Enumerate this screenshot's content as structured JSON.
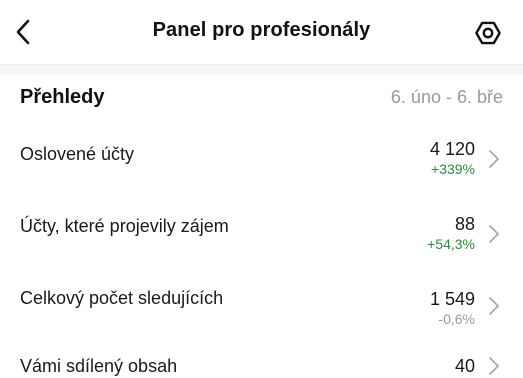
{
  "header": {
    "title": "Panel pro profesionály"
  },
  "insights": {
    "title": "Přehledy",
    "date_range": "6. úno - 6. bře",
    "rows": [
      {
        "label": "Oslovené účty",
        "value": "4 120",
        "change": "+339%",
        "change_color": "#2e8b3a"
      },
      {
        "label": "Účty, které projevily zájem",
        "value": "88",
        "change": "+54,3%",
        "change_color": "#2e8b3a"
      },
      {
        "label": "Celkový počet sledujících",
        "value": "1 549",
        "change": "-0,6%",
        "change_color": "#9a9a9a"
      },
      {
        "label": "Vámi sdílený obsah",
        "value": "40",
        "change": ""
      }
    ]
  },
  "icons": {
    "back": "chevron-left-icon",
    "settings": "gear-icon",
    "row_arrow": "chevron-right-icon"
  }
}
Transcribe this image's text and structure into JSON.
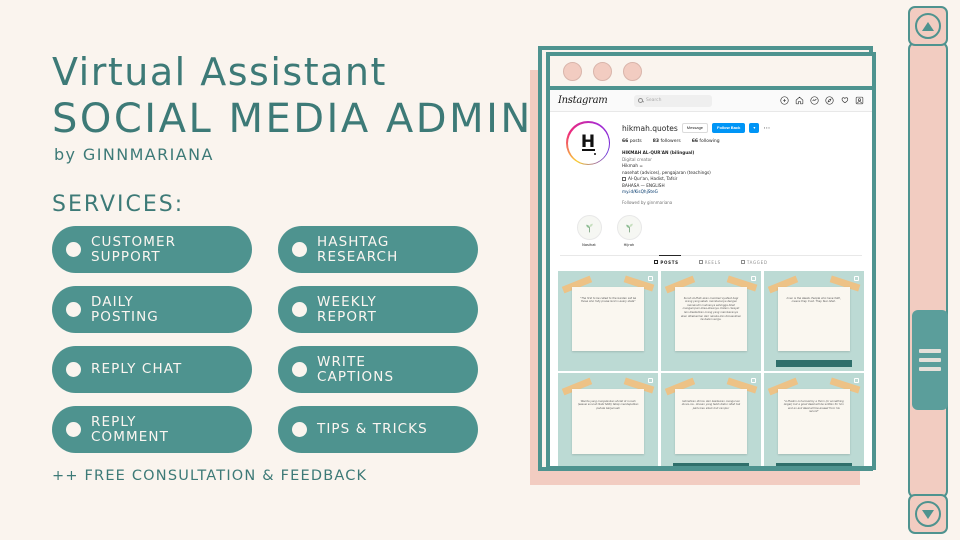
{
  "poster": {
    "title_line1": "Virtual Assistant",
    "title_line2": "SOCIAL MEDIA ADMIN",
    "byline": "by GINNMARIANA",
    "services_label": "SERVICES:",
    "footer_note": "++ FREE CONSULTATION & FEEDBACK",
    "accent_teal": "#4E938F",
    "title_teal": "#3D7A77",
    "background_cream": "#FAF4EE",
    "pink": "#F2CCC1"
  },
  "services": [
    {
      "label": "CUSTOMER\nSUPPORT"
    },
    {
      "label": "HASHTAG\nRESEARCH"
    },
    {
      "label": "DAILY\nPOSTING"
    },
    {
      "label": "WEEKLY\nREPORT"
    },
    {
      "label": "REPLY CHAT"
    },
    {
      "label": "WRITE\nCAPTIONS"
    },
    {
      "label": "REPLY\nCOMMENT"
    },
    {
      "label": "TIPS & TRICKS"
    }
  ],
  "browser": {
    "dots": [
      "window-dot-1",
      "window-dot-2",
      "window-dot-3"
    ]
  },
  "instagram": {
    "logo": "Instagram",
    "search_placeholder": "Search",
    "nav_icons": [
      "new-post-icon",
      "home-icon",
      "messenger-icon",
      "explore-icon",
      "heart-icon",
      "profile-avatar-icon"
    ],
    "profile": {
      "avatar_letter": "H",
      "username": "hikmah.quotes",
      "message_button": "Message",
      "follow_button": "Follow Back",
      "more_button": "⋯",
      "stats": [
        {
          "value": "66",
          "label": "posts"
        },
        {
          "value": "83",
          "label": "followers"
        },
        {
          "value": "66",
          "label": "following"
        }
      ],
      "bio": [
        "HIKMAH AL-QUR'AN (bilingual)",
        "Digital creator",
        "Hikmah =",
        "nasehat (advices), pengajaran (teachings)",
        "Al-Qur'an, Hadist, Tafsir",
        "BAHASA — ENGLISH",
        "my.id/KisQhjSteG"
      ],
      "followed_by": "Followed by ginnmariana"
    },
    "highlights": [
      {
        "label": "Nasihat"
      },
      {
        "label": "Hijrah"
      }
    ],
    "tabs": [
      {
        "label": "POSTS",
        "active": true
      },
      {
        "label": "REELS",
        "active": false
      },
      {
        "label": "TAGGED",
        "active": false
      }
    ],
    "posts": [
      {
        "text": "\"The first to be called to the Garden will be those who fully praise God in every state\"",
        "banner": false,
        "multi": true
      },
      {
        "text": "Surah Al-Mulk akan memberi syafaat bagi orang yang selalu membacanya dengan memenuhi maknanya sehingga Allah mengampuni dosa-dosanya. Dalam riwayat lain disebutkan orang yang membacanya akan dikeluarkan dari neraka dan dimasukkan ke dalam surga.",
        "banner": false,
        "multi": true
      },
      {
        "text": "Iman is the deeds. People who have faith, means they trust. They fear Allah.",
        "banner": true,
        "multi": true
      },
      {
        "text": "Wanita yang menjalankan sholat di rumah (sesuai sunnah Nabi SAW) tetap mendapatkan pahala berjamaah",
        "banner": false,
        "multi": true
      },
      {
        "text": "Isbirahkan dirimu dari kesibukan mengurusi dunia-mu. Urusan yang telah diatur Allah tak perlu kau sibuk ikut campur",
        "banner": true,
        "multi": true
      },
      {
        "text": "\"A Muslim is harmed by a thorn (or something larger) but a good deed will be written for him and an evil deed will be erased from his record\"",
        "banner": true,
        "multi": true
      }
    ]
  },
  "scrollbar": {
    "up_arrow": "scroll-up",
    "down_arrow": "scroll-down",
    "thumb": "scroll-thumb"
  }
}
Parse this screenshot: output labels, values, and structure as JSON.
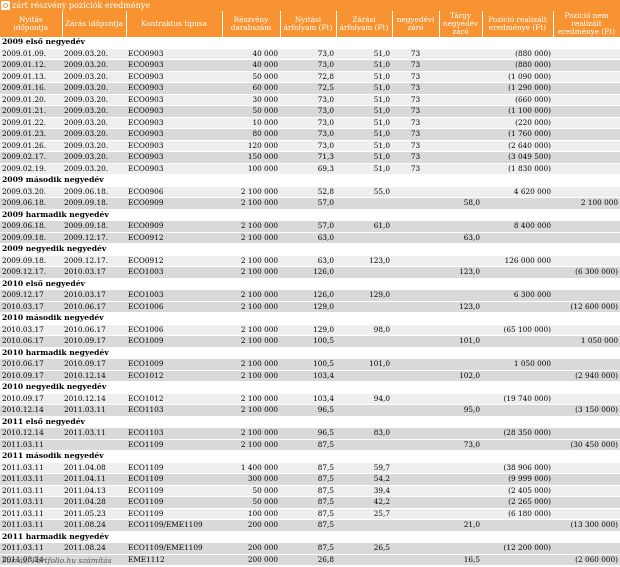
{
  "title": "zárt részvény pozíciók eredménye",
  "source": "Forrás: Portfolio.hu számítás",
  "headers": [
    "Nyitás időpontja",
    "Zárás időpontja",
    "Kontraktus típusa",
    "Részvény darabszám",
    "Nyitási árfolyam (Ft)",
    "Zárási árfolyam (Ft)",
    "negyedévi záró",
    "Tárgy negyedév záró",
    "Pozíció realizált eredménye (Ft)",
    "Pozíció nem realizált eredménye (Ft)"
  ],
  "rows": [
    {
      "q": "2009 első negyedév"
    },
    {
      "c": [
        "2009.01.09.",
        "2009.03.20.",
        "ECO0903",
        "40 000",
        "73,0",
        "51,0",
        "73",
        "",
        "(880 000)",
        ""
      ]
    },
    {
      "c": [
        "2009.01.12.",
        "2009.03.20.",
        "ECO0903",
        "40 000",
        "73,0",
        "51,0",
        "73",
        "",
        "(880 000)",
        ""
      ]
    },
    {
      "c": [
        "2009.01.13.",
        "2009.03.20.",
        "ECO0903",
        "50 000",
        "72,8",
        "51,0",
        "73",
        "",
        "(1 090 000)",
        ""
      ]
    },
    {
      "c": [
        "2009.01.16.",
        "2009.03.20.",
        "ECO0903",
        "60 000",
        "72,5",
        "51,0",
        "73",
        "",
        "(1 290 000)",
        ""
      ]
    },
    {
      "c": [
        "2009.01.20.",
        "2009.03.20.",
        "ECO0903",
        "30 000",
        "73,0",
        "51,0",
        "73",
        "",
        "(660 000)",
        ""
      ]
    },
    {
      "c": [
        "2009.01.21.",
        "2009.03.20.",
        "ECO0903",
        "50 000",
        "73,0",
        "51,0",
        "73",
        "",
        "(1 100 000)",
        ""
      ]
    },
    {
      "c": [
        "2009.01.22.",
        "2009.03.20.",
        "ECO0903",
        "10 000",
        "73,0",
        "51,0",
        "73",
        "",
        "(220 000)",
        ""
      ]
    },
    {
      "c": [
        "2009.01.23.",
        "2009.03.20.",
        "ECO0903",
        "80 000",
        "73,0",
        "51,0",
        "73",
        "",
        "(1 760 000)",
        ""
      ]
    },
    {
      "c": [
        "2009.01.26.",
        "2009.03.20.",
        "ECO0903",
        "120 000",
        "73,0",
        "51,0",
        "73",
        "",
        "(2 640 000)",
        ""
      ]
    },
    {
      "c": [
        "2009.02.17.",
        "2009.03.20.",
        "ECO0903",
        "150 000",
        "71,3",
        "51,0",
        "73",
        "",
        "(3 049 500)",
        ""
      ]
    },
    {
      "c": [
        "2009.02.19.",
        "2009.03.20.",
        "ECO0903",
        "100 000",
        "69,3",
        "51,0",
        "73",
        "",
        "(1 830 000)",
        ""
      ]
    },
    {
      "q": "2009 második negyedév"
    },
    {
      "c": [
        "2009.03.20.",
        "2009.06.18.",
        "ECO0906",
        "2 100 000",
        "52,8",
        "55,0",
        "",
        "",
        "4 620 000",
        ""
      ]
    },
    {
      "c": [
        "2009.06.18.",
        "2009.09.18.",
        "ECO0909",
        "2 100 000",
        "57,0",
        "",
        "",
        "58,0",
        "",
        "2 100 000"
      ]
    },
    {
      "q": "2009 harmadik negyedév"
    },
    {
      "c": [
        "2009.06.18.",
        "2009.09.18.",
        "ECO0909",
        "2 100 000",
        "57,0",
        "61,0",
        "",
        "",
        "8 400 000",
        ""
      ]
    },
    {
      "c": [
        "2009.09.18.",
        "2009.12.17.",
        "ECO0912",
        "2 100 000",
        "63,0",
        "",
        "",
        "63,0",
        "",
        ""
      ]
    },
    {
      "q": "2009 negyedik negyedév"
    },
    {
      "c": [
        "2009.09.18.",
        "2009.12.17.",
        "ECO0912",
        "2 100 000",
        "63,0",
        "123,0",
        "",
        "",
        "126 000 000",
        ""
      ]
    },
    {
      "c": [
        "2009.12.17.",
        "2010.03.17",
        "ECO1003",
        "2 100 000",
        "126,0",
        "",
        "",
        "123,0",
        "",
        "(6 300 000)"
      ]
    },
    {
      "q": "2010 első negyedév"
    },
    {
      "c": [
        "2009.12.17",
        "2010.03.17",
        "ECO1003",
        "2 100 000",
        "126,0",
        "129,0",
        "",
        "",
        "6 300 000",
        ""
      ]
    },
    {
      "c": [
        "2010.03.17",
        "2010.06.17",
        "ECO1006",
        "2 100 000",
        "129,0",
        "",
        "",
        "123,0",
        "",
        "(12 600 000)"
      ]
    },
    {
      "q": "2010 második negyedév"
    },
    {
      "c": [
        "2010.03.17",
        "2010.06.17",
        "ECO1006",
        "2 100 000",
        "129,0",
        "98,0",
        "",
        "",
        "(65 100 000)",
        ""
      ]
    },
    {
      "c": [
        "2010.06.17",
        "2010.09.17",
        "ECO1009",
        "2 100 000",
        "100,5",
        "",
        "",
        "101,0",
        "",
        "1 050 000"
      ]
    },
    {
      "q": "2010 harmadik negyedév"
    },
    {
      "c": [
        "2010.06.17",
        "2010.09.17",
        "ECO1009",
        "2 100 000",
        "100,5",
        "101,0",
        "",
        "",
        "1 050 000",
        ""
      ]
    },
    {
      "c": [
        "2010.09.17",
        "2010.12.14",
        "ECO1012",
        "2 100 000",
        "103,4",
        "",
        "",
        "102,0",
        "",
        "(2 940 000)"
      ]
    },
    {
      "q": "2010 negyedik negyedév"
    },
    {
      "c": [
        "2010.09.17",
        "2010.12.14",
        "ECO1012",
        "2 100 000",
        "103,4",
        "94,0",
        "",
        "",
        "(19 740 000)",
        ""
      ]
    },
    {
      "c": [
        "2010.12.14",
        "2011.03.11",
        "ECO1103",
        "2 100 000",
        "96,5",
        "",
        "",
        "95,0",
        "",
        "(3 150 000)"
      ]
    },
    {
      "q": "2011 első negyedév"
    },
    {
      "c": [
        "2010.12.14",
        "2011.03.11",
        "ECO1103",
        "2 100 000",
        "96,5",
        "83,0",
        "",
        "",
        "(28 350 000)",
        ""
      ]
    },
    {
      "c": [
        "2011.03.11",
        "",
        "ECO1109",
        "2 100 000",
        "87,5",
        "",
        "",
        "73,0",
        "",
        "(30 450 000)"
      ]
    },
    {
      "q": "2011 második negyedév"
    },
    {
      "c": [
        "2011.03.11",
        "2011.04.08",
        "ECO1109",
        "1 400 000",
        "87,5",
        "59,7",
        "",
        "",
        "(38 906 000)",
        ""
      ]
    },
    {
      "c": [
        "2011.03.11",
        "2011.04.11",
        "ECO1109",
        "300 000",
        "87,5",
        "54,2",
        "",
        "",
        "(9 999 000)",
        ""
      ]
    },
    {
      "c": [
        "2011.03.11",
        "2011.04.13",
        "ECO1109",
        "50 000",
        "87,5",
        "39,4",
        "",
        "",
        "(2 405 000)",
        ""
      ]
    },
    {
      "c": [
        "2011.03.11",
        "2011.04.28",
        "ECO1109",
        "50 000",
        "87,5",
        "42,2",
        "",
        "",
        "(2 265 000)",
        ""
      ]
    },
    {
      "c": [
        "2011.03.11",
        "2011.05.23",
        "ECO1109",
        "100 000",
        "87,5",
        "25,7",
        "",
        "",
        "(6 180 000)",
        ""
      ]
    },
    {
      "c": [
        "2011.03.11",
        "2011.08.24",
        "ECO1109/EME1109",
        "200 000",
        "87,5",
        "",
        "",
        "21,0",
        "",
        "(13 300 000)"
      ]
    },
    {
      "q": "2011 harmadik negyedév"
    },
    {
      "c": [
        "2011.03.11",
        "2011.08.24",
        "ECO1109/EME1109",
        "200 000",
        "87,5",
        "26,5",
        "",
        "",
        "(12 200 000)",
        ""
      ]
    },
    {
      "c": [
        "2011.08.24",
        "",
        "EME1112",
        "200 000",
        "26,8",
        "",
        "",
        "16,5",
        "",
        "(2 060 000)"
      ]
    }
  ]
}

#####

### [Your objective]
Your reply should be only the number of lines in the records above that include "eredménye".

### [Problem solution]
3